Right on, Phil. This is a huge lost teaching opportunity. It is ludicrous to think that anyone could have objected merely to the subject matter, when the topics of same-sex marriage, homosexuality, abortion, and contraception flood the news and cultural media. It had to be the substance of what was presented, not some perhaps debatable sociological data. The reaction was way too vehement to be anything else. The bishop appears to be whistling past the graveyard.
Posted by: jg23753479 -
Apr. 10, 2014 6:24 PM ET USA
Once again the greatest scandal in the Church today raises its ugly head here. Many have said the silence and even acquiescence of prelates during the homosexual predators' mess was the real scandal. It wasn't that we lacked brave leaders then, which would have been bad enough; we lacked anything even resembling leaders at all. Bishop Jugis makes it painfully evident that this problem persists, at least in his diocese.
Posted by: -
Apr. 10, 2014 6:18 PM ET USA

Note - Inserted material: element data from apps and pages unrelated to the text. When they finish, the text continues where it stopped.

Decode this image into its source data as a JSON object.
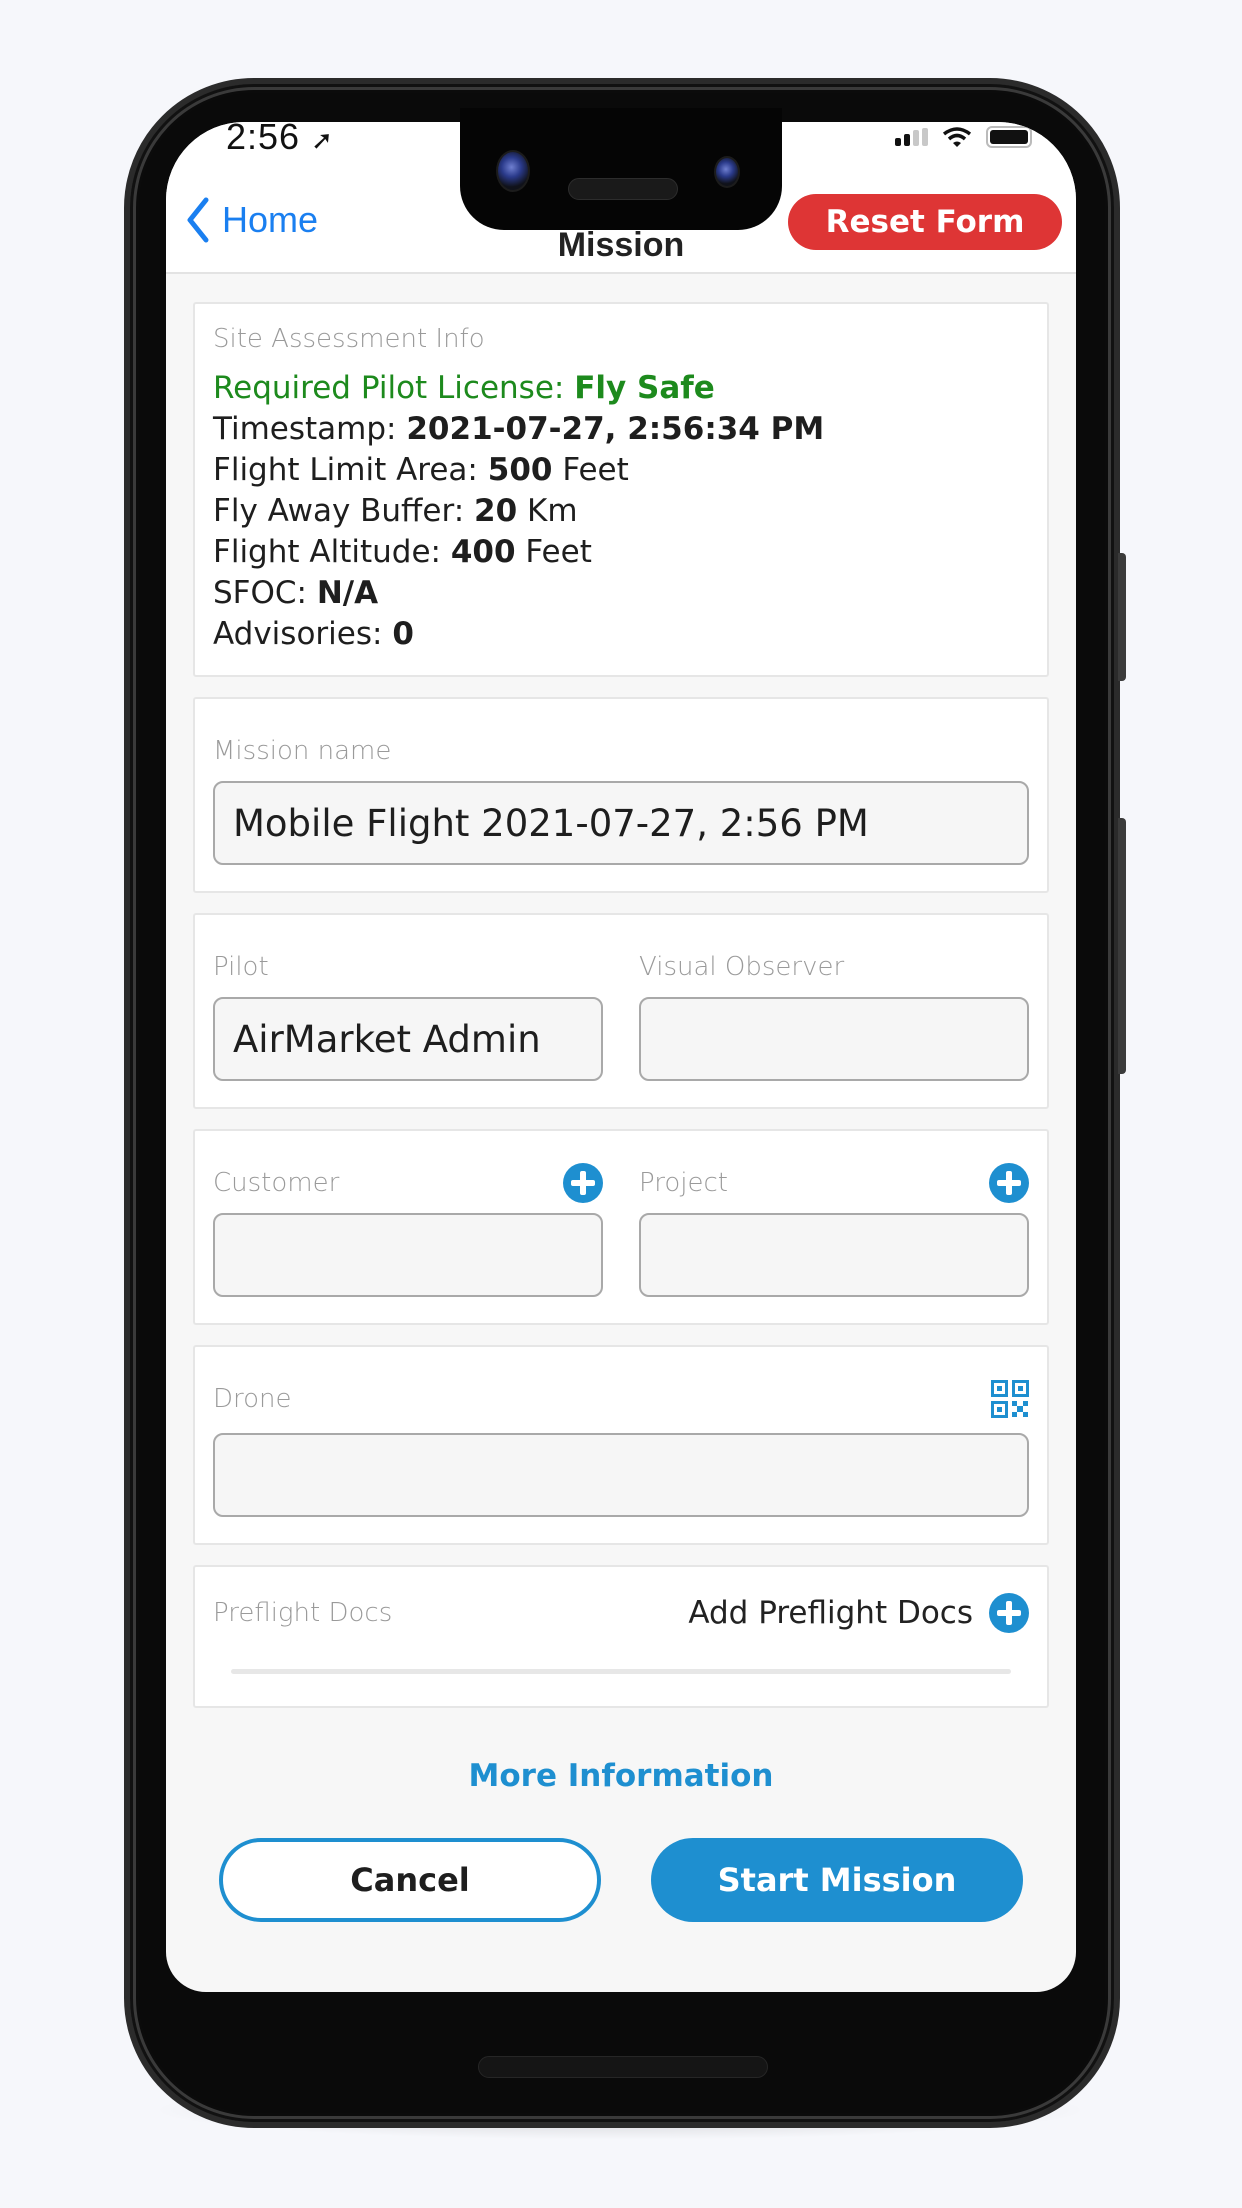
{
  "status_bar": {
    "time": "2:56",
    "location_icon": "location-arrow-icon",
    "signal_icon": "cellular-signal-icon",
    "wifi_icon": "wifi-icon",
    "battery_icon": "battery-icon"
  },
  "nav": {
    "back_label": "Home",
    "back_icon": "chevron-left-icon",
    "title": "Mission",
    "reset_label": "Reset Form"
  },
  "site_assessment": {
    "label": "Site Assessment Info",
    "lines": [
      {
        "key": "Required Pilot License:",
        "value": "Fly Safe",
        "suffix": ""
      },
      {
        "key": "Timestamp:",
        "value": "2021-07-27, 2:56:34 PM",
        "suffix": ""
      },
      {
        "key": "Flight Limit Area:",
        "value": "500",
        "suffix": "Feet"
      },
      {
        "key": "Fly Away Buffer:",
        "value": "20",
        "suffix": "Km"
      },
      {
        "key": "Flight Altitude:",
        "value": "400",
        "suffix": "Feet"
      },
      {
        "key": "SFOC:",
        "value": "N/A",
        "suffix": ""
      },
      {
        "key": "Advisories:",
        "value": "0",
        "suffix": ""
      }
    ]
  },
  "mission_name": {
    "label": "Mission name",
    "value": "Mobile Flight 2021-07-27, 2:56 PM"
  },
  "pilot": {
    "label": "Pilot",
    "value": "AirMarket Admin"
  },
  "visual_observer": {
    "label": "Visual Observer",
    "value": ""
  },
  "customer": {
    "label": "Customer",
    "value": "",
    "add_icon": "plus-circle-icon"
  },
  "project": {
    "label": "Project",
    "value": "",
    "add_icon": "plus-circle-icon"
  },
  "drone": {
    "label": "Drone",
    "value": "",
    "scan_icon": "qr-code-icon"
  },
  "preflight_docs": {
    "label": "Preflight Docs",
    "add_label": "Add Preflight Docs",
    "add_icon": "plus-circle-icon"
  },
  "more_info_label": "More Information",
  "actions": {
    "cancel_label": "Cancel",
    "start_label": "Start Mission"
  },
  "colors": {
    "accent_blue": "#1e8fd0",
    "ios_blue": "#1a7ff0",
    "reset_red": "#de3535",
    "license_green": "#1d8a1d"
  }
}
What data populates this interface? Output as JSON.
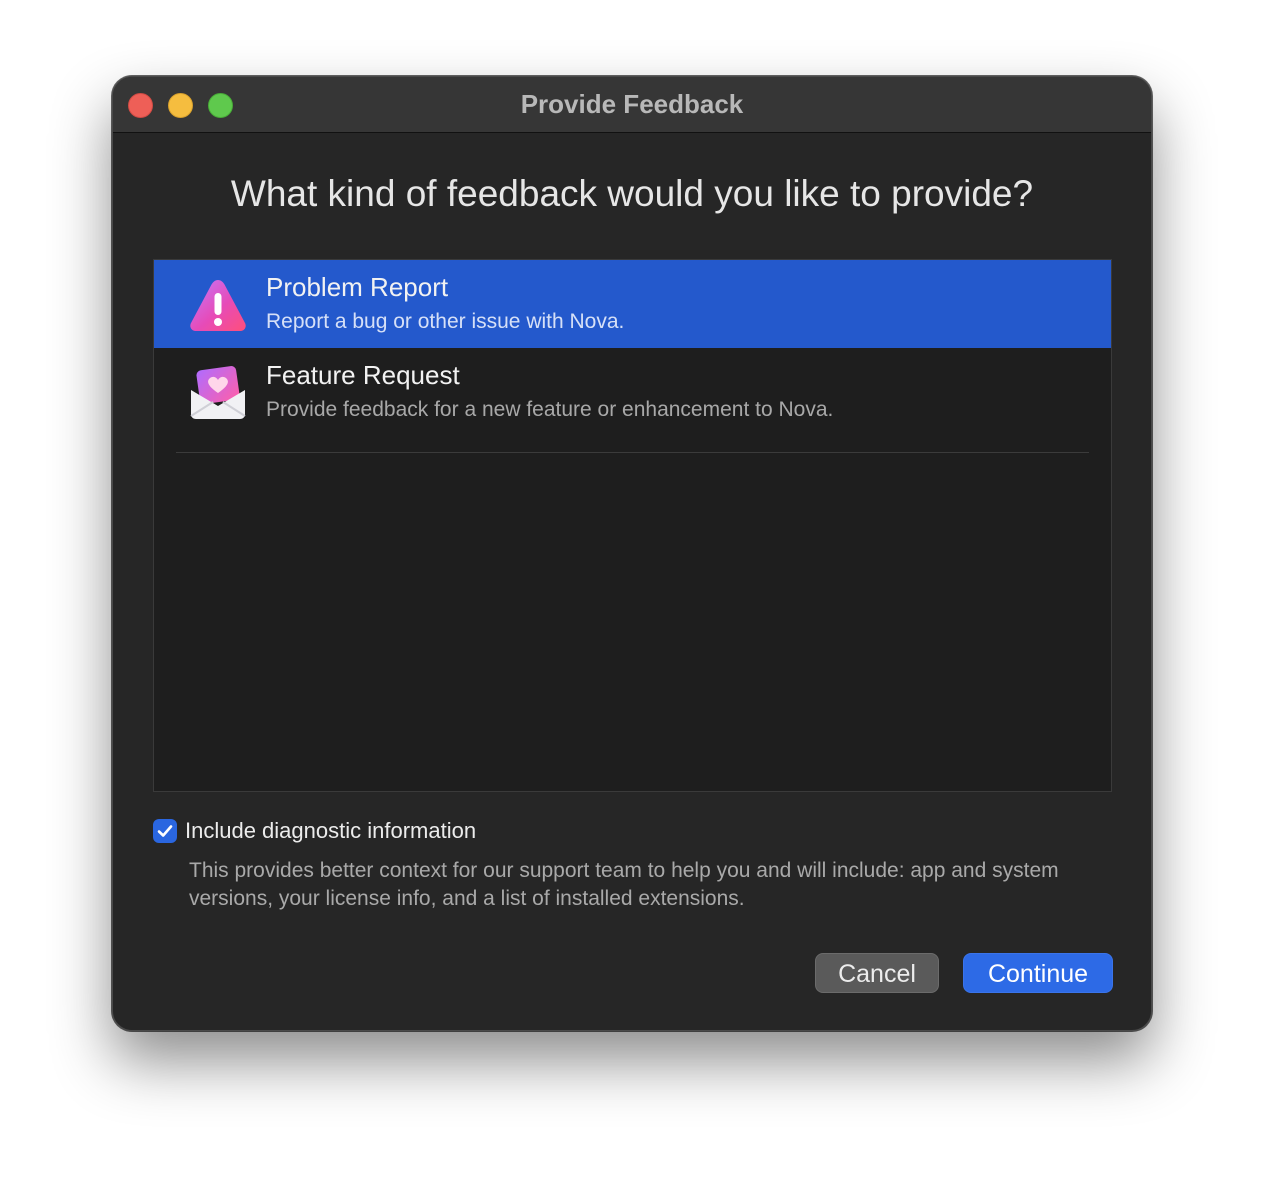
{
  "window": {
    "title": "Provide Feedback"
  },
  "heading": "What kind of feedback would you like to provide?",
  "options": [
    {
      "title": "Problem Report",
      "subtitle": "Report a bug or other issue with Nova.",
      "icon": "warning-triangle-icon",
      "selected": true
    },
    {
      "title": "Feature Request",
      "subtitle": "Provide feedback for a new feature or enhancement to Nova.",
      "icon": "heart-envelope-icon",
      "selected": false
    }
  ],
  "diagnostic": {
    "label": "Include diagnostic information",
    "checked": true,
    "description": "This provides better context for our support team to help you and will include: app and system versions, your license info, and a list of installed extensions."
  },
  "buttons": {
    "cancel": "Cancel",
    "continue": "Continue"
  },
  "colors": {
    "selection": "#2459cc",
    "accent": "#2d6ae6",
    "close": "#ee5f57",
    "minimize": "#f5bd3f",
    "maximize": "#5fc94d"
  }
}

Its a Catholic school, the parents know this aforehand, there's simply no need to inform them, in the sense of fearing their disapproval, every time Catholic subjects are discussed. If a heretic were to be invited, then the parents should be advised so they can make plans for their child to do something more worthwhile with his time, like shooting pool or going bowling.